[Dataset rows describing interfaces]
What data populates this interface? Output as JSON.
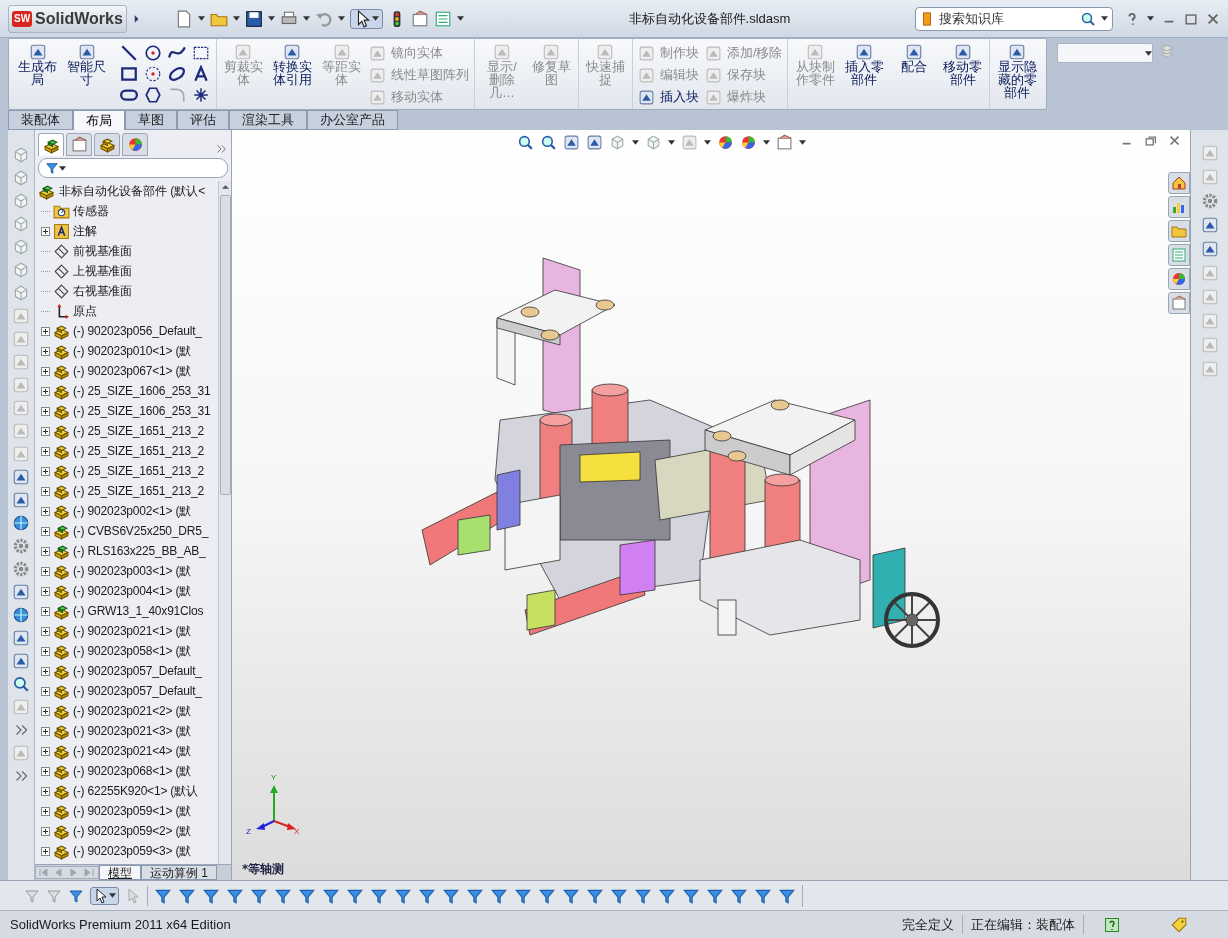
{
  "title_bar": {
    "logo_badge": "SW",
    "logo_text": "SolidWorks",
    "title": "非标自动化设备部件.sldasm",
    "search": {
      "placeholder": "搜索知识库"
    }
  },
  "ribbon": {
    "groups": [
      {
        "buttons": [
          {
            "label": "生成布局",
            "kind": "large",
            "disabled": false
          },
          {
            "label": "智能尺寸",
            "kind": "large",
            "disabled": false
          }
        ]
      },
      {
        "buttons": [
          {
            "label": "剪裁实体",
            "kind": "large",
            "disabled": true
          },
          {
            "label": "转换实体引用",
            "kind": "large",
            "disabled": false
          },
          {
            "label": "等距实体",
            "kind": "large",
            "disabled": true
          },
          {
            "label": "镜向实体",
            "kind": "small",
            "disabled": true
          },
          {
            "label": "线性草图阵列",
            "kind": "small",
            "disabled": true
          },
          {
            "label": "移动实体",
            "kind": "small",
            "disabled": true
          }
        ]
      },
      {
        "buttons": [
          {
            "label": "显示/删除几…",
            "kind": "large",
            "disabled": true
          },
          {
            "label": "修复草图",
            "kind": "large",
            "disabled": true
          }
        ]
      },
      {
        "buttons": [
          {
            "label": "快速捕捉",
            "kind": "large",
            "disabled": true
          }
        ]
      },
      {
        "buttons": [
          {
            "label": "制作块",
            "kind": "small",
            "disabled": true
          },
          {
            "label": "编辑块",
            "kind": "small",
            "disabled": true
          },
          {
            "label": "插入块",
            "kind": "small",
            "disabled": false
          },
          {
            "label": "添加/移除",
            "kind": "small",
            "disabled": true
          },
          {
            "label": "保存块",
            "kind": "small",
            "disabled": true
          },
          {
            "label": "爆炸块",
            "kind": "small",
            "disabled": true
          }
        ]
      },
      {
        "buttons": [
          {
            "label": "从块制作零件",
            "kind": "large",
            "disabled": true
          },
          {
            "label": "插入零部件",
            "kind": "large",
            "disabled": false
          },
          {
            "label": "配合",
            "kind": "large",
            "disabled": false
          },
          {
            "label": "移动零部件",
            "kind": "large",
            "disabled": false
          }
        ]
      },
      {
        "buttons": [
          {
            "label": "显示隐藏的零部件",
            "kind": "large",
            "disabled": false
          }
        ]
      }
    ]
  },
  "command_tabs": [
    {
      "label": "装配体",
      "selected": false
    },
    {
      "label": "布局",
      "selected": true
    },
    {
      "label": "草图",
      "selected": false
    },
    {
      "label": "评估",
      "selected": false
    },
    {
      "label": "渲染工具",
      "selected": false
    },
    {
      "label": "办公室产品",
      "selected": false
    }
  ],
  "feature_tree": {
    "root": {
      "label": "非标自动化设备部件  (默认<",
      "children": [
        {
          "label": "传感器",
          "kind": "sensors",
          "expandable": false
        },
        {
          "label": "注解",
          "kind": "annotations",
          "expandable": true
        },
        {
          "label": "前视基准面",
          "kind": "plane",
          "expandable": false
        },
        {
          "label": "上视基准面",
          "kind": "plane",
          "expandable": false
        },
        {
          "label": "右视基准面",
          "kind": "plane",
          "expandable": false
        },
        {
          "label": "原点",
          "kind": "origin",
          "expandable": false
        },
        {
          "label": "(-) 902023p056_Default_",
          "kind": "part",
          "expandable": true
        },
        {
          "label": "(-) 902023p010<1> (默",
          "kind": "part",
          "expandable": true
        },
        {
          "label": "(-) 902023p067<1> (默",
          "kind": "part",
          "expandable": true
        },
        {
          "label": "(-) 25_SIZE_1606_253_31",
          "kind": "part",
          "expandable": true
        },
        {
          "label": "(-) 25_SIZE_1606_253_31",
          "kind": "part",
          "expandable": true
        },
        {
          "label": "(-) 25_SIZE_1651_213_2",
          "kind": "part",
          "expandable": true
        },
        {
          "label": "(-) 25_SIZE_1651_213_2",
          "kind": "part",
          "expandable": true
        },
        {
          "label": "(-) 25_SIZE_1651_213_2",
          "kind": "part",
          "expandable": true
        },
        {
          "label": "(-) 25_SIZE_1651_213_2",
          "kind": "part",
          "expandable": true
        },
        {
          "label": "(-) 902023p002<1> (默",
          "kind": "part",
          "expandable": true
        },
        {
          "label": "(-) CVBS6V25x250_DR5_",
          "kind": "subassembly",
          "expandable": true
        },
        {
          "label": "(-) RLS163x225_BB_AB_",
          "kind": "subassembly",
          "expandable": true
        },
        {
          "label": "(-) 902023p003<1> (默",
          "kind": "part",
          "expandable": true
        },
        {
          "label": "(-) 902023p004<1> (默",
          "kind": "part",
          "expandable": true
        },
        {
          "label": "(-) GRW13_1_40x91Clos",
          "kind": "subassembly",
          "expandable": true
        },
        {
          "label": "(-) 902023p021<1> (默",
          "kind": "part",
          "expandable": true
        },
        {
          "label": "(-) 902023p058<1> (默",
          "kind": "part",
          "expandable": true
        },
        {
          "label": "(-) 902023p057_Default_",
          "kind": "part",
          "expandable": true
        },
        {
          "label": "(-) 902023p057_Default_",
          "kind": "part",
          "expandable": true
        },
        {
          "label": "(-) 902023p021<2> (默",
          "kind": "part",
          "expandable": true
        },
        {
          "label": "(-) 902023p021<3> (默",
          "kind": "part",
          "expandable": true
        },
        {
          "label": "(-) 902023p021<4> (默",
          "kind": "part",
          "expandable": true
        },
        {
          "label": "(-) 902023p068<1> (默",
          "kind": "part",
          "expandable": true
        },
        {
          "label": "(-) 62255K920<1> (默认",
          "kind": "part",
          "expandable": true
        },
        {
          "label": "(-) 902023p059<1> (默",
          "kind": "part",
          "expandable": true
        },
        {
          "label": "(-) 902023p059<2> (默",
          "kind": "part",
          "expandable": true
        },
        {
          "label": "(-) 902023p059<3> (默",
          "kind": "part",
          "expandable": true
        }
      ]
    }
  },
  "bottom_tabs": [
    {
      "label": "模型",
      "selected": true
    },
    {
      "label": "运动算例 1",
      "selected": false
    }
  ],
  "viewport": {
    "view_name": "*等轴测",
    "triad": {
      "x": "X",
      "y": "Y",
      "z": "Z"
    }
  },
  "status_bar": {
    "product": "SolidWorks Premium 2011 x64 Edition",
    "state": "完全定义",
    "editing": "正在编辑：装配体"
  }
}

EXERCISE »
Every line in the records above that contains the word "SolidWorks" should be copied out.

ANSWER BOX »
    "logo_text": "SolidWorks",
    "product": "SolidWorks Premium 2011 x64 Edition",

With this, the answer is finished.